Task instructions.
Set down each entry from the block beneath, exactly as written.

........

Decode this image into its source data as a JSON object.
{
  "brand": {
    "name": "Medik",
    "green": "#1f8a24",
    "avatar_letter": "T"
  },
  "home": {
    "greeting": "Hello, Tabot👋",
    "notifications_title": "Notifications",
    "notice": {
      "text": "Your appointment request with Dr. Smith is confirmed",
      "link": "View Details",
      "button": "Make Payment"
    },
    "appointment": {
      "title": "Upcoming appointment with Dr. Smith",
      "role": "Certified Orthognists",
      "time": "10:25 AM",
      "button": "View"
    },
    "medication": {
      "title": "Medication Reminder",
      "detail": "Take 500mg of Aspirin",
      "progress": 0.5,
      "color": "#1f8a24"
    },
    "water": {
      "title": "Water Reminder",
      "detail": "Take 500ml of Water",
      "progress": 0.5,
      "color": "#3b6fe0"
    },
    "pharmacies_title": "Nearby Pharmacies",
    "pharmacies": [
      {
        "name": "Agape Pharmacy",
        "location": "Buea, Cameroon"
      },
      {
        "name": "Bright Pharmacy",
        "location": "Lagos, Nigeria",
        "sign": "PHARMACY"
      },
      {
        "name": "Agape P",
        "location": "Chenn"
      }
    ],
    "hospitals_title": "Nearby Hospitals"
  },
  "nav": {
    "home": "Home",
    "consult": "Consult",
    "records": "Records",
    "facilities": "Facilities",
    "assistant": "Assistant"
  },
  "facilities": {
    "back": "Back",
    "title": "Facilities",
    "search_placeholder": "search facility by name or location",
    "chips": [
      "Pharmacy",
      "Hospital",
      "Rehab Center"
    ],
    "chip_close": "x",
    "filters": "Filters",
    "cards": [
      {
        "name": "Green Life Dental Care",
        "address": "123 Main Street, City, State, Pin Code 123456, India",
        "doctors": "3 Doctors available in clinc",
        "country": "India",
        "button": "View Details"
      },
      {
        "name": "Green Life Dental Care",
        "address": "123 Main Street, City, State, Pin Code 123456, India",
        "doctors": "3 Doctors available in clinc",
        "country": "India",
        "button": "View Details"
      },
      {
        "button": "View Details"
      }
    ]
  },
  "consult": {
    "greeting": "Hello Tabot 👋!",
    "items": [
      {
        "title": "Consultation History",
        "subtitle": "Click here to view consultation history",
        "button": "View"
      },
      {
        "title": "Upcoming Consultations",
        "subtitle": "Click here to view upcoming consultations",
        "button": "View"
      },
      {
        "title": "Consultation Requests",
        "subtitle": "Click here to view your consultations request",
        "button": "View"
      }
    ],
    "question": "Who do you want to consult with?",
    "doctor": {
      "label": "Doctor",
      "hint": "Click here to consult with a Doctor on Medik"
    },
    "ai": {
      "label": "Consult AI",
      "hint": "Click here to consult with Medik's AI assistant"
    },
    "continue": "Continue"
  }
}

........

Reply to the task.
Decode this image into its source data as a JSON object.
{
  "brand": {
    "name": "Medik",
    "green": "#1f8a24",
    "avatar_letter": "T"
  },
  "home": {
    "greeting": "Hello, Tabot👋",
    "notifications_title": "Notifications",
    "notice": {
      "text": "Your appointment request with Dr. Smith is confirmed",
      "link": "View Details",
      "button": "Make Payment"
    },
    "appointment": {
      "title": "Upcoming appointment with Dr. Smith",
      "role": "Certified Orthognists",
      "time": "10:25 AM",
      "button": "View"
    },
    "medication": {
      "title": "Medication Reminder",
      "detail": "Take 500mg of Aspirin",
      "progress": 0.5,
      "color": "#1f8a24"
    },
    "water": {
      "title": "Water Reminder",
      "detail": "Take 500ml of Water",
      "progress": 0.5,
      "color": "#3b6fe0"
    },
    "pharmacies_title": "Nearby Pharmacies",
    "pharmacies": [
      {
        "name": "Agape Pharmacy",
        "location": "Buea, Cameroon"
      },
      {
        "name": "Bright Pharmacy",
        "location": "Lagos, Nigeria",
        "sign": "PHARMACY"
      },
      {
        "name": "Agape P",
        "location": "Chenn"
      }
    ],
    "hospitals_title": "Nearby Hospitals"
  },
  "nav": {
    "home": "Home",
    "consult": "Consult",
    "records": "Records",
    "facilities": "Facilities",
    "assistant": "Assistant"
  },
  "facilities": {
    "back": "Back",
    "title": "Facilities",
    "search_placeholder": "search facility by name or location",
    "chips": [
      "Pharmacy",
      "Hospital",
      "Rehab Center"
    ],
    "chip_close": "x",
    "filters": "Filters",
    "cards": [
      {
        "name": "Green Life Dental Care",
        "address": "123 Main Street, City, State, Pin Code 123456, India",
        "doctors": "3 Doctors available in clinc",
        "country": "India",
        "button": "View Details"
      },
      {
        "name": "Green Life Dental Care",
        "address": "123 Main Street, City, State, Pin Code 123456, India",
        "doctors": "3 Doctors available in clinc",
        "country": "India",
        "button": "View Details"
      },
      {
        "button": "View Details"
      }
    ]
  },
  "consult": {
    "greeting": "Hello Tabot 👋!",
    "items": [
      {
        "title": "Consultation History",
        "subtitle": "Click here to view consultation history",
        "button": "View"
      },
      {
        "title": "Upcoming Consultations",
        "subtitle": "Click here to view upcoming consultations",
        "button": "View"
      },
      {
        "title": "Consultation Requests",
        "subtitle": "Click here to view your consultations request",
        "button": "View"
      }
    ],
    "question": "Who do you want to consult with?",
    "doctor": {
      "label": "Doctor",
      "hint": "Click here to consult with a Doctor on Medik"
    },
    "ai": {
      "label": "Consult AI",
      "hint": "Click here to consult with Medik's AI assistant"
    },
    "continue": "Continue"
  }
}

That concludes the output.